§ What to produce: Keep only those lines of the records that include the string "date".

Excerpts from an interface dataset:

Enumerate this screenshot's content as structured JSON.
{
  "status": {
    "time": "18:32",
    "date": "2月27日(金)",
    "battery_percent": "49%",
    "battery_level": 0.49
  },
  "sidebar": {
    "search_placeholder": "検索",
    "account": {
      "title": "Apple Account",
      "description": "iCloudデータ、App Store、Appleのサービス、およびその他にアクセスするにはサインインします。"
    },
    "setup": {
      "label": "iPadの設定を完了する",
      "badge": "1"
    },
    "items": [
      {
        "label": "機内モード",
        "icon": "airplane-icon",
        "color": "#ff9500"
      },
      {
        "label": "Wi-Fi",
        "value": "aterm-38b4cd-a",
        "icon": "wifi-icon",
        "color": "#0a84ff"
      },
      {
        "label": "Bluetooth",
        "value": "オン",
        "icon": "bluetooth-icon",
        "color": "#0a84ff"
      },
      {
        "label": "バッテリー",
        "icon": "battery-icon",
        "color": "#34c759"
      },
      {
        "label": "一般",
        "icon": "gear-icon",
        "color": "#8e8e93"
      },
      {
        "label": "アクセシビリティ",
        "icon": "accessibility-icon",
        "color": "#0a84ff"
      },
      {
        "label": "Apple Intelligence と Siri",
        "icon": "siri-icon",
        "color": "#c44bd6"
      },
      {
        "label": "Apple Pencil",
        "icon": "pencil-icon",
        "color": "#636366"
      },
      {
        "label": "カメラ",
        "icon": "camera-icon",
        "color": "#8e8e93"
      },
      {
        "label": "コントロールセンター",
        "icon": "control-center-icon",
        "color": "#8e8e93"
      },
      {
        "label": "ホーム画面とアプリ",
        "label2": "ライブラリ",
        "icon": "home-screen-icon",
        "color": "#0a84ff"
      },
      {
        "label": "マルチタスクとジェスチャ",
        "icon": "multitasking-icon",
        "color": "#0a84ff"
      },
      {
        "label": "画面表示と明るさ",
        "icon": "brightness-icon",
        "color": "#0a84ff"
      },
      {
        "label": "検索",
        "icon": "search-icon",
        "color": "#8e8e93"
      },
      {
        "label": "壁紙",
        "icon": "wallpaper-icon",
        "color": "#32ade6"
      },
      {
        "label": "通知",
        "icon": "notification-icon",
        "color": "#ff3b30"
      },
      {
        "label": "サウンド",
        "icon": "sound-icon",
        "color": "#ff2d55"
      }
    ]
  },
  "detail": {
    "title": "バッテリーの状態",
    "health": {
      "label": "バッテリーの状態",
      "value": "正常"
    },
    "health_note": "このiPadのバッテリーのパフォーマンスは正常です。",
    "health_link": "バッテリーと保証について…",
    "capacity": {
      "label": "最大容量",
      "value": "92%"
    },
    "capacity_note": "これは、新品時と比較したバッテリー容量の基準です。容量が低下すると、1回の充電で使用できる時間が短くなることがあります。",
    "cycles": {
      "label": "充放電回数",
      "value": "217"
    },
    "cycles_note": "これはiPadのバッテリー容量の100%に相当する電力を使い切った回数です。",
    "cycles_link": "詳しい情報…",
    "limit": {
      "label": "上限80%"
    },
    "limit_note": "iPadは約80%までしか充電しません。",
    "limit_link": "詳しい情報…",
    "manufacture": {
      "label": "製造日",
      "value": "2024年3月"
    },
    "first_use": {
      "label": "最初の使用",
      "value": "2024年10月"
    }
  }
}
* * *
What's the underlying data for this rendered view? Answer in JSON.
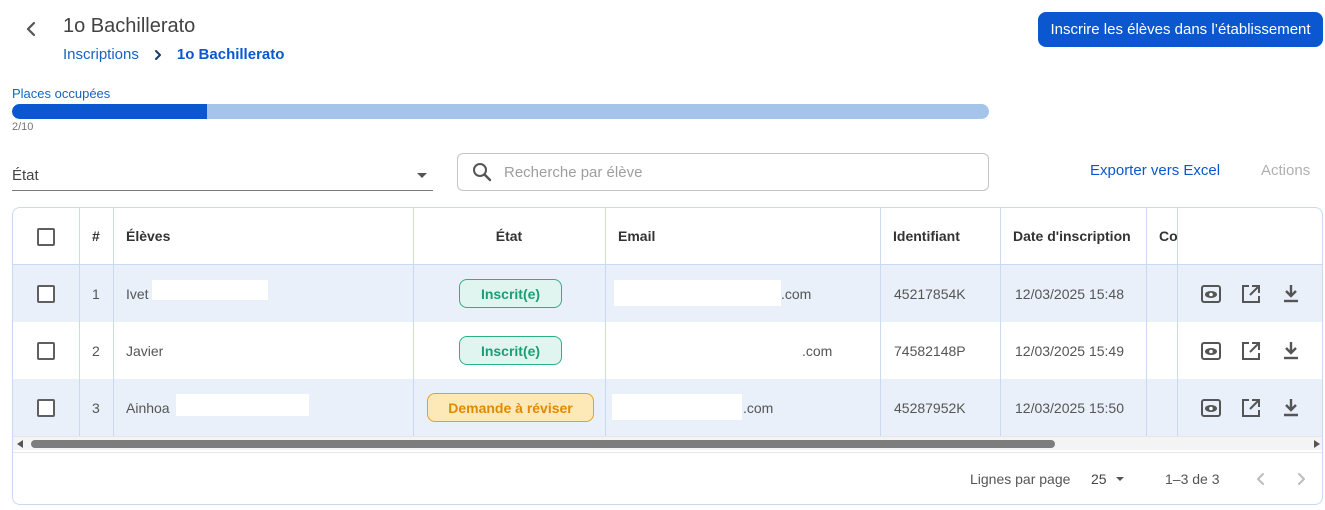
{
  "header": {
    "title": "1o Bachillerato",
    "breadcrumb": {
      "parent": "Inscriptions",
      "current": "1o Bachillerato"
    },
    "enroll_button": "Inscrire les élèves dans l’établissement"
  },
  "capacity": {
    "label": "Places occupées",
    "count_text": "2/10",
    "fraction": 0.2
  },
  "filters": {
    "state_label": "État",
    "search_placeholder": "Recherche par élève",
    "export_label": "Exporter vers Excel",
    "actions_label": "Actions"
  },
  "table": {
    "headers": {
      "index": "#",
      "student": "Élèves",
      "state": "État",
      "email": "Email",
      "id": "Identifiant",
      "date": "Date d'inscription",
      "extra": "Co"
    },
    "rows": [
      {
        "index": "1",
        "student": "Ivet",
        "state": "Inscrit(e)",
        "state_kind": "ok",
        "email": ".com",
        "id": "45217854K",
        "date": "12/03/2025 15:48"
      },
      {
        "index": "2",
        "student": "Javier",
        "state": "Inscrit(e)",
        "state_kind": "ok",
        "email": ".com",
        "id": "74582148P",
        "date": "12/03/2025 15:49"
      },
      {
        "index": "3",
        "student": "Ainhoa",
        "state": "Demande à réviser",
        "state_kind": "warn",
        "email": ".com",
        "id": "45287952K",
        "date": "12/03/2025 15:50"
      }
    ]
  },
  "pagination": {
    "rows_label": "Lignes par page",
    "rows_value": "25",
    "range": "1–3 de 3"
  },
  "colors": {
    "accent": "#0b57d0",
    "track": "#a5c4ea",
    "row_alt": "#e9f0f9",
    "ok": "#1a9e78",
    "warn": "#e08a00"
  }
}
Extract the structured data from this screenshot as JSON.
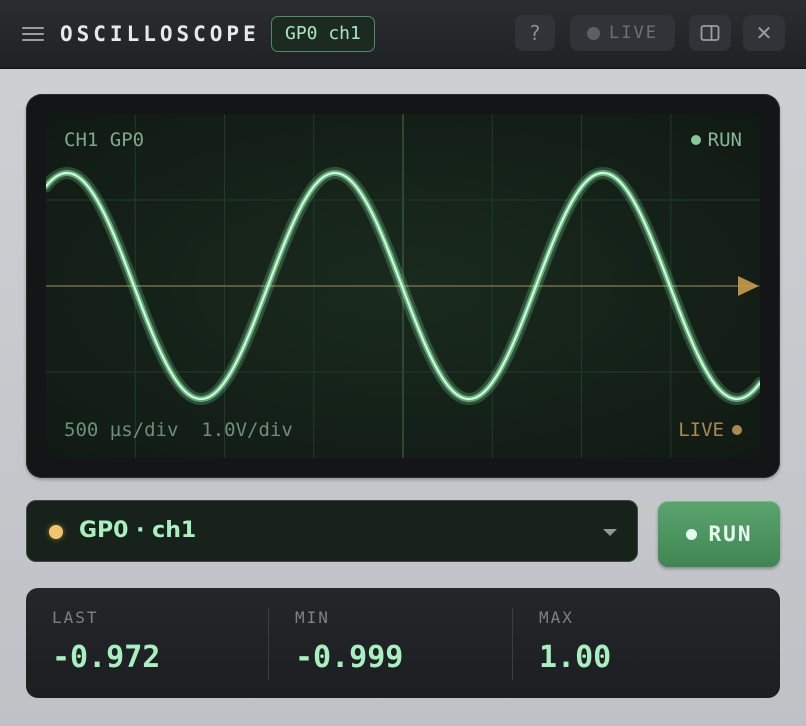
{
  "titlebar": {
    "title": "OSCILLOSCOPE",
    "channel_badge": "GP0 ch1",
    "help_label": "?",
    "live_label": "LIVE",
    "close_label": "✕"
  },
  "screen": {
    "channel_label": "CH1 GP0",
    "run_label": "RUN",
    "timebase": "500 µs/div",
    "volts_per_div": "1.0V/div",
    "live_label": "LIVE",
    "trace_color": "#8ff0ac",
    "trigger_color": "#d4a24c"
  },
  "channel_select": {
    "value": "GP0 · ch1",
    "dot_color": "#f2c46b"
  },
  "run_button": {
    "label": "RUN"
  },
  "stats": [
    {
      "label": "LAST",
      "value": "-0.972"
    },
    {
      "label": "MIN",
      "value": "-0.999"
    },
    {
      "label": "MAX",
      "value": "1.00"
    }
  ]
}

§ Answer:
    "date": "2月27日(金)",
      "date": "Date d'inscription",
        "date": "12/03/2025 15:48"
        "date": "12/03/2025 15:49"
        "date": "12/03/2025 15:50"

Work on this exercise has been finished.